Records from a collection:
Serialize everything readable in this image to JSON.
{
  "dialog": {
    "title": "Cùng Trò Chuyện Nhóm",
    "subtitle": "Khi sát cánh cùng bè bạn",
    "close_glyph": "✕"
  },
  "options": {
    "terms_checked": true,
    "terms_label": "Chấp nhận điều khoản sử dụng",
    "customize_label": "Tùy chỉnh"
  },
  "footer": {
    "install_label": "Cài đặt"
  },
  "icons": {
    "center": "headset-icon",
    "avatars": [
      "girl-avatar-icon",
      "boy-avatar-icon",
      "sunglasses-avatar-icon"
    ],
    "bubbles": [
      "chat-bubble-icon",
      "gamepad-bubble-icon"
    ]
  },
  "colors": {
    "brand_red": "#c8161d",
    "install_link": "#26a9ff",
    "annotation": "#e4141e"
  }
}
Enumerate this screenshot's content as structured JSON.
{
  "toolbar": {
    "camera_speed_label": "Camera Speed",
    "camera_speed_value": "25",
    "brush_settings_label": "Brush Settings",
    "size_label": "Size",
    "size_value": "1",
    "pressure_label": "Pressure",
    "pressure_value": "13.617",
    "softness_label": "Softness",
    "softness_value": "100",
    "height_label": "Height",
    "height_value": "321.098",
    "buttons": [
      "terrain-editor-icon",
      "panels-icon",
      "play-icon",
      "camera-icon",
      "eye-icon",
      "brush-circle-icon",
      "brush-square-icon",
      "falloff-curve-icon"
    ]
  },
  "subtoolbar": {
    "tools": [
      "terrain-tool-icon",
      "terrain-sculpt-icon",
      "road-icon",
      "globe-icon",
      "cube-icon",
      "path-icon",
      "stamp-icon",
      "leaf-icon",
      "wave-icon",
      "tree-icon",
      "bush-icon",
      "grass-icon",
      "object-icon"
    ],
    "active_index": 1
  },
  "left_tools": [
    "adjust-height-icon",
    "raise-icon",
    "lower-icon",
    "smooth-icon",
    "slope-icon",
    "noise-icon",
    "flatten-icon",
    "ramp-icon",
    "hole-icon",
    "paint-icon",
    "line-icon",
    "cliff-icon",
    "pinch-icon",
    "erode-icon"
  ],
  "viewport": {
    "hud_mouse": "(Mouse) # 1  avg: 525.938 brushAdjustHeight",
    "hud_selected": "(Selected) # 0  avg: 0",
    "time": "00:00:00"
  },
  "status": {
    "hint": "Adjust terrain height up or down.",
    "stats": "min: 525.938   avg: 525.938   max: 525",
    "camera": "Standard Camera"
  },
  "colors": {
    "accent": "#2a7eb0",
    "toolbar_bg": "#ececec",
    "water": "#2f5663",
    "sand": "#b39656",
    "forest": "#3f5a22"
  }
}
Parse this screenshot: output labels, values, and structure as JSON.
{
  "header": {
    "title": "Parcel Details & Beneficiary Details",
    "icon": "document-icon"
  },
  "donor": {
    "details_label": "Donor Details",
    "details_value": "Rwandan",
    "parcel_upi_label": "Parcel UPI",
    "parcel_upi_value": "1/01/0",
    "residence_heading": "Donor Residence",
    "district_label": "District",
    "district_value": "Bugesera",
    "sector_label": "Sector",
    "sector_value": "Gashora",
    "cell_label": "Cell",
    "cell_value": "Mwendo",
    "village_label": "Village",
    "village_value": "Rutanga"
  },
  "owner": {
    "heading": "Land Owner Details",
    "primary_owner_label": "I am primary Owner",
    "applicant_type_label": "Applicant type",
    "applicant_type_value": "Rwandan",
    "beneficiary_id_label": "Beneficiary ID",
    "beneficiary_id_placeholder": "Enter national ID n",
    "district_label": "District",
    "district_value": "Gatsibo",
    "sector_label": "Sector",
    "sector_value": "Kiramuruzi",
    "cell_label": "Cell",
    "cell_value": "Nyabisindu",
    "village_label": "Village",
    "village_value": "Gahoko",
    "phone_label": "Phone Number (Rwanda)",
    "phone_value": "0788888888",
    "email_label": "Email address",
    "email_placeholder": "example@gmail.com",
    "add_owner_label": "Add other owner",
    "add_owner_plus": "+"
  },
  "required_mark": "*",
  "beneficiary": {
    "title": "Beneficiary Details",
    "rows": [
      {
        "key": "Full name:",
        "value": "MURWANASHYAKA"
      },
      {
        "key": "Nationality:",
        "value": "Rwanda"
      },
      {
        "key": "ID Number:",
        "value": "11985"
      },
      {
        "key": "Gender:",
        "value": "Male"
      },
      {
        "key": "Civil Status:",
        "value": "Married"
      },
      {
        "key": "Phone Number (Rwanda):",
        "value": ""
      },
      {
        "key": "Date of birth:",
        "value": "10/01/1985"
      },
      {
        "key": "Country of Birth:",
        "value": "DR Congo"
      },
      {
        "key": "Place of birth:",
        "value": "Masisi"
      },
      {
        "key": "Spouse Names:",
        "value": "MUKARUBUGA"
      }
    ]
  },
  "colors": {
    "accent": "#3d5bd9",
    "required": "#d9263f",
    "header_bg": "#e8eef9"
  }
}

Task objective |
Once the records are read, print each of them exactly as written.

Task result |
Serialize everything readable in this image to JSON.
{
  "dialog": {
    "title": "Cùng Trò Chuyện Nhóm",
    "subtitle": "Khi sát cánh cùng bè bạn",
    "close_glyph": "✕"
  },
  "options": {
    "terms_checked": true,
    "terms_label": "Chấp nhận điều khoản sử dụng",
    "customize_label": "Tùy chỉnh"
  },
  "footer": {
    "install_label": "Cài đặt"
  },
  "icons": {
    "center": "headset-icon",
    "avatars": [
      "girl-avatar-icon",
      "boy-avatar-icon",
      "sunglasses-avatar-icon"
    ],
    "bubbles": [
      "chat-bubble-icon",
      "gamepad-bubble-icon"
    ]
  },
  "colors": {
    "brand_red": "#c8161d",
    "install_link": "#26a9ff",
    "annotation": "#e4141e"
  }
}
Enumerate this screenshot's content as structured JSON.
{
  "toolbar": {
    "camera_speed_label": "Camera Speed",
    "camera_speed_value": "25",
    "brush_settings_label": "Brush Settings",
    "size_label": "Size",
    "size_value": "1",
    "pressure_label": "Pressure",
    "pressure_value": "13.617",
    "softness_label": "Softness",
    "softness_value": "100",
    "height_label": "Height",
    "height_value": "321.098",
    "buttons": [
      "terrain-editor-icon",
      "panels-icon",
      "play-icon",
      "camera-icon",
      "eye-icon",
      "brush-circle-icon",
      "brush-square-icon",
      "falloff-curve-icon"
    ]
  },
  "subtoolbar": {
    "tools": [
      "terrain-tool-icon",
      "terrain-sculpt-icon",
      "road-icon",
      "globe-icon",
      "cube-icon",
      "path-icon",
      "stamp-icon",
      "leaf-icon",
      "wave-icon",
      "tree-icon",
      "bush-icon",
      "grass-icon",
      "object-icon"
    ],
    "active_index": 1
  },
  "left_tools": [
    "adjust-height-icon",
    "raise-icon",
    "lower-icon",
    "smooth-icon",
    "slope-icon",
    "noise-icon",
    "flatten-icon",
    "ramp-icon",
    "hole-icon",
    "paint-icon",
    "line-icon",
    "cliff-icon",
    "pinch-icon",
    "erode-icon"
  ],
  "viewport": {
    "hud_mouse": "(Mouse) # 1  avg: 525.938 brushAdjustHeight",
    "hud_selected": "(Selected) # 0  avg: 0",
    "time": "00:00:00"
  },
  "status": {
    "hint": "Adjust terrain height up or down.",
    "stats": "min: 525.938   avg: 525.938   max: 525",
    "camera": "Standard Camera"
  },
  "colors": {
    "accent": "#2a7eb0",
    "toolbar_bg": "#ececec",
    "water": "#2f5663",
    "sand": "#b39656",
    "forest": "#3f5a22"
  }
}
Parse this screenshot: output labels, values, and structure as JSON.
{
  "header": {
    "title": "Parcel Details & Beneficiary Details",
    "icon": "document-icon"
  },
  "donor": {
    "details_label": "Donor Details",
    "details_value": "Rwandan",
    "parcel_upi_label": "Parcel UPI",
    "parcel_upi_value": "1/01/0",
    "residence_heading": "Donor Residence",
    "district_label": "District",
    "district_value": "Bugesera",
    "sector_label": "Sector",
    "sector_value": "Gashora",
    "cell_label": "Cell",
    "cell_value": "Mwendo",
    "village_label": "Village",
    "village_value": "Rutanga"
  },
  "owner": {
    "heading": "Land Owner Details",
    "primary_owner_label": "I am primary Owner",
    "applicant_type_label": "Applicant type",
    "applicant_type_value": "Rwandan",
    "beneficiary_id_label": "Beneficiary ID",
    "beneficiary_id_placeholder": "Enter national ID n",
    "district_label": "District",
    "district_value": "Gatsibo",
    "sector_label": "Sector",
    "sector_value": "Kiramuruzi",
    "cell_label": "Cell",
    "cell_value": "Nyabisindu",
    "village_label": "Village",
    "village_value": "Gahoko",
    "phone_label": "Phone Number (Rwanda)",
    "phone_value": "0788888888",
    "email_label": "Email address",
    "email_placeholder": "example@gmail.com",
    "add_owner_label": "Add other owner",
    "add_owner_plus": "+"
  },
  "required_mark": "*",
  "beneficiary": {
    "title": "Beneficiary Details",
    "rows": [
      {
        "key": "Full name:",
        "value": "MURWANASHYAKA"
      },
      {
        "key": "Nationality:",
        "value": "Rwanda"
      },
      {
        "key": "ID Number:",
        "value": "11985"
      },
      {
        "key": "Gender:",
        "value": "Male"
      },
      {
        "key": "Civil Status:",
        "value": "Married"
      },
      {
        "key": "Phone Number (Rwanda):",
        "value": ""
      },
      {
        "key": "Date of birth:",
        "value": "10/01/1985"
      },
      {
        "key": "Country of Birth:",
        "value": "DR Congo"
      },
      {
        "key": "Place of birth:",
        "value": "Masisi"
      },
      {
        "key": "Spouse Names:",
        "value": "MUKARUBUGA"
      }
    ]
  },
  "colors": {
    "accent": "#3d5bd9",
    "required": "#d9263f",
    "header_bg": "#e8eef9"
  }
}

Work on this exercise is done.